It has been a busy summer, and as autumn begins, I once again have the opportunity to return to my simple indoor pleasures. The garden has, for the most part, run its course, travel has slowed down (though it never really stops), and I can reflect on the places we have gone and the things we have seen.
We try, and always succeed, in seeing each of our five children scattered across the country at least once a year. This summer we joined our daughter’s family from Minnesota, and our son’s family from Maryland on the Oregon coast for a most fantastic vacation. My next several postings will be devoted to our trip and the many things we saw, and the many things we did.
Our first stop was Portland, “The City of Roses”. Our three families flew into Portland, where we spent several days exploring the city, getting a feel for its inhabitants, and relaxing in a small house, on a corner lot, in an old and historic neighborhood.
What a charming little place to spend time with family.
Portland is the largest city in Oregon. It is located at the foot of Mt. Hood, and at the confluence of the Columbia and Willamette Rivers.
Before European settlement, many Native Americans of the Chinook made this area their home. The thousands of Chinook from the Clackimas and Multnomah bands made this area the most densely populated on the Pacific Coast.
When streams of settlers traveling the Oregon Trail began arriving on the west coast of the American Northwest, they could not help but notice the vast forests. Two of these settlers, William Overton and his friend, Asa Lovejoy staked out a claim, cleared many of the trees in a business venture, built roads, and erected the first buildings in the area. Eventually, Overton moved on, selling his share of the settlement to Francis Pettigrove. As the settlement grew and prospered, it was called “The Clearing”, and “Stumptown”, but finally, in 1845 it was decided by virtue of a coin toss between Pettigrove and Overton, that the town would be called Portland.
By 1850, Portland had approximately 800 residents, and the town was incorporated in 1851. Industry in the area was benefited by its location on the newly laid railroad. Workers in Portland made their living in lumber, fishing, growing wheat, and raising cattle. Over the years Portland has grown to be the second largest city in the Northwest.
A few scenes from Portland…
Our first big outing was to the Lan Su Chinese Garden in Portland’s Old Town…what an amazing place. We wandered around the garden for quite some time, marveling at the beautiful flowers and plants and enjoying the kids as they enjoyed the huge koi! But one of the best parts of this visit was our lunch at the Tea Room. We ordered several items and shared them all around.
Both the grandchildren enjoyed watching the fish in the pond…
and our granddaughter could have stayed right here for hours listening to the soothing, beautiful music…
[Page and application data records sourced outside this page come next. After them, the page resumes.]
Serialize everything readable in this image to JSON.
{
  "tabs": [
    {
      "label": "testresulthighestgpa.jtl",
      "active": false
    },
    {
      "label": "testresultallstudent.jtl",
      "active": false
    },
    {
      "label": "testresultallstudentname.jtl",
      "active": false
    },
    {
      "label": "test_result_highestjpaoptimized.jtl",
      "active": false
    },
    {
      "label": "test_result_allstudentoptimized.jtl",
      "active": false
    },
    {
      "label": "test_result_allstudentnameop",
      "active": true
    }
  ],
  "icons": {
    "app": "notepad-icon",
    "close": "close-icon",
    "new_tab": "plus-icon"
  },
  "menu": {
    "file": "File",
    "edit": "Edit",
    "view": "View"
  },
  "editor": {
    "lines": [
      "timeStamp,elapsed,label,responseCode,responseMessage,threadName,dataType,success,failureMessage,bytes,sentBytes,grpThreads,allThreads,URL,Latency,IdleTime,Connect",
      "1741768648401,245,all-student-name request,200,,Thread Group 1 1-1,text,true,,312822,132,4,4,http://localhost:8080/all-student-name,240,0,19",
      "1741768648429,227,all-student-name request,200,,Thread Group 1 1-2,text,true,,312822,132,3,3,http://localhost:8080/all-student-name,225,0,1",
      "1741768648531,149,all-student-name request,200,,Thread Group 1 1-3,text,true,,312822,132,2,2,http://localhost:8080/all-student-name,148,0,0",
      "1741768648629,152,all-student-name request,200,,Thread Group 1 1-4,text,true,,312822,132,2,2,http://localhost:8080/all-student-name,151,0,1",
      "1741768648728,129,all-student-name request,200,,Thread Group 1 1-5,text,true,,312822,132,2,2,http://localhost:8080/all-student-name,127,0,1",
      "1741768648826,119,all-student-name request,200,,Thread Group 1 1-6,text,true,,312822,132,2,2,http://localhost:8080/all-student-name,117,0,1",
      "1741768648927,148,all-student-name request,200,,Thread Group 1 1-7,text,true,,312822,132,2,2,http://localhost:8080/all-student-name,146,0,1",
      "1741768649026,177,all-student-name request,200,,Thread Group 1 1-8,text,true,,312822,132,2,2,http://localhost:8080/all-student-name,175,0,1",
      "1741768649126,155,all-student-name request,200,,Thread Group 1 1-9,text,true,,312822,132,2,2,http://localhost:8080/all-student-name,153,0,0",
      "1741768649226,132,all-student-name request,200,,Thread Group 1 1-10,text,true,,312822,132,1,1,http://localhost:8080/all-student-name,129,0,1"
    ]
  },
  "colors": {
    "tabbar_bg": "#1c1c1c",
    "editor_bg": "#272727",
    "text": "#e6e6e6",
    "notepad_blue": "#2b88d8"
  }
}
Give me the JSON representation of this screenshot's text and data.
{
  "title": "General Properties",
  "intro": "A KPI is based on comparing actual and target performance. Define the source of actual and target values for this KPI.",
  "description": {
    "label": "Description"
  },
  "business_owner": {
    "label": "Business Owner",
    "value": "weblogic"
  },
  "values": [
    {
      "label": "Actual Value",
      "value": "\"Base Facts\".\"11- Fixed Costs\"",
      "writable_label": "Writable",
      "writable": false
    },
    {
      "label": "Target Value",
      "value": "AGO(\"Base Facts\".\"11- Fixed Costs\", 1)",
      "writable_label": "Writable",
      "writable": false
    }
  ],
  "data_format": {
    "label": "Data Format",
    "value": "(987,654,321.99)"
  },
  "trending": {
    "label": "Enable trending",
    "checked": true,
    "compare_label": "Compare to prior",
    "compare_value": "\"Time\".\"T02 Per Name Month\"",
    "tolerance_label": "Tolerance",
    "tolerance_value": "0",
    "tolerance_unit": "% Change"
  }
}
Another day we traveled to the International Test Rose Garden in Washington Park. Pictures do a much better job than words ever could to describe this beautiful place…
We met friends of our son’s at Washington Park to give the children an opportunity to play on the playground. While they played, and wore their parents out, I took a walk along one of the paths and realized for the first time that I was actually in the rain forest…
We wandered around Portland for several days, enjoying the sites using their mass transit. One of my favorite places to visit was Powell’s Books, the largest independent book store in the world. I cannot believe I did not take a picture…guess I was too busy buying books, and wondering how on earth I would get them all home in my luggage…on a plane with weight restrictions. I did it, but it wasn’t easy, and Jim’s luggage was suddenly heavier than he remembered it on the flight here. And to round out one very busy day, we stopped for some of Portland’s famous Voodoo Doughnuts. Oh, how the two kids enjoyed those!
And on our way out of Portland, we stopped at another of their magnificent parks for a picnic lunch…as we headed to the coast, and a beach house on a hillside. But more about that in another post!
Tired kids, tired grandpa…on our way further west…
Sweet Cherries…Sweet Treat
Some of the best sweet cherries, known as Bing cherries, are grown in the American Northwest. Here is a slightly adapted recipe for a sweet cherry caflouti from the Portland Farmers Market. A caflouti is a custrdy cake which originated in Southern France…and it is really delicious.
Sweet Cherry Caflouti
- 1 Tbsp. unsalted butter
- 2/3 c. all-purpose flour
- 1/2 c. sugar
- 1/2 tsp. salt
- 1/2 c. milk, warmed just a bit
- 4 eggs, slightly beaten
- 2 Tbsp. amaretto (optional; you may substitute 1 Tbsp. of pure almond extract)
- 1 lb. of sweet cherries, stemmed and pitted
- a bit of confectioners sugar
- In a large bowl, combine the flour, sugar, and salt, and make a well in the middle.
- Add the milk, eggs and amaretto.
- Stir the mixture together with a wooden spoon until well combined. The batter will be similar to heavy cream.
- Butter the bottom of a cast iron frying pan with the butter, and cover evenly with the cherries.
- Pour the batter over the cherries and bake at 375 degrees on the middle rack of the oven until the clafouti is firm, about 35- 45 minutes.
- Cool on a wire rack for 10 minutes.
- Dust with a bit of confectioners sugar. and serve warm.